Additionally, the most important and urgent thing to do is increase the ability of human resources in order to have competitiveness.
Education, she said, is also critical.
Astarina revealed that 47.37% of 127.8 million Indonesian workers are elementary school graduates, while only 6.7% have achieved a graduate degree. The numbers are small given that in the 8 professions approved by the MRAs, most of the workers need a bachelor’s degree and certification.
Thus, the government is required to be able to improve the quality of education that will produce good quality workers.
“The existing education system must be able to form a person ready to work and compete. In addition, the mastery of foreign languages, especially English and technology mastery must also be owned by the workforce so that we can compete in the country or in other ASEAN countries,” said Astarina.
Astarina said indeed, a free market system like AEC will bring up inevitable negative impacts. But she said it is necessary to put in place preventive actions through preparation and socialization, in order to reduce the adverse effects of the AEC and provide more benefits.
“This is not only the responsibility of the government, but also other parties such as academia and NGOs, to inform the public about the advantages and disadvantages – of course, followed by solutions – from the partnership,” she said. – Rappler.com

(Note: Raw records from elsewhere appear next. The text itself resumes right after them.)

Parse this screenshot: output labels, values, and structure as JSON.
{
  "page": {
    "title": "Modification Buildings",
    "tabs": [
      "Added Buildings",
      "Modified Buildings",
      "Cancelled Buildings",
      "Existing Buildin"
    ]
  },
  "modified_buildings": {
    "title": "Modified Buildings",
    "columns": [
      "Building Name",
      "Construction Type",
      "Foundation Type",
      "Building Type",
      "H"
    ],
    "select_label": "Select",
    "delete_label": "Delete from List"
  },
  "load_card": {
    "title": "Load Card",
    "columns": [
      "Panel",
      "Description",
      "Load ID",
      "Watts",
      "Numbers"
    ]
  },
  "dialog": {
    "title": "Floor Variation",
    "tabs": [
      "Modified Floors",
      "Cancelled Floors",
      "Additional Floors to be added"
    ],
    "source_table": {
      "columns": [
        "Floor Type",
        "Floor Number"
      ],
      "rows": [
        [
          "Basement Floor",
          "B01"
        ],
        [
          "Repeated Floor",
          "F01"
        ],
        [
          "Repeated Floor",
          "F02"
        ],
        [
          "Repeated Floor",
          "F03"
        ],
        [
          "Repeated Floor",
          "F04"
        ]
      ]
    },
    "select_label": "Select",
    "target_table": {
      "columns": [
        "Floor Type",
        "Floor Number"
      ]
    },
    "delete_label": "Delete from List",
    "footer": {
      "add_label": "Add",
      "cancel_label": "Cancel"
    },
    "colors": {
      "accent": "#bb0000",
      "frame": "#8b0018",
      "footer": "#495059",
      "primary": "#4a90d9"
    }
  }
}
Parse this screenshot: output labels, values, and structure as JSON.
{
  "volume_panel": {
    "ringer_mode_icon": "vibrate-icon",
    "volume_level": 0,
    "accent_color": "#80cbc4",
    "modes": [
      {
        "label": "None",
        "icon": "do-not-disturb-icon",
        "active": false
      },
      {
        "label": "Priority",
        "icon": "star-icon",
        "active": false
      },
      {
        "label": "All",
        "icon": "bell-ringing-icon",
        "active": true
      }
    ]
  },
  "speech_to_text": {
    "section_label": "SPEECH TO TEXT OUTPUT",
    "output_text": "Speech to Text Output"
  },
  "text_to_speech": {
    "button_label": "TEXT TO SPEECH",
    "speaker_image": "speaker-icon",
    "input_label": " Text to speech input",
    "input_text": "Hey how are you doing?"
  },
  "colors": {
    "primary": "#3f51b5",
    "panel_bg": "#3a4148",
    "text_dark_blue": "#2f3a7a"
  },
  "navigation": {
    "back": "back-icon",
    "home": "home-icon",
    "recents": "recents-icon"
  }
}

This story was produced under the Reporting ASEAN fellowship of IPS Asia-Pacific in cooperation with the Probe Media Foundation. This program is supported by the Rockefeller Foundation, the ASEAN Foundation and the Japan-ASEAN Solidarity Fund.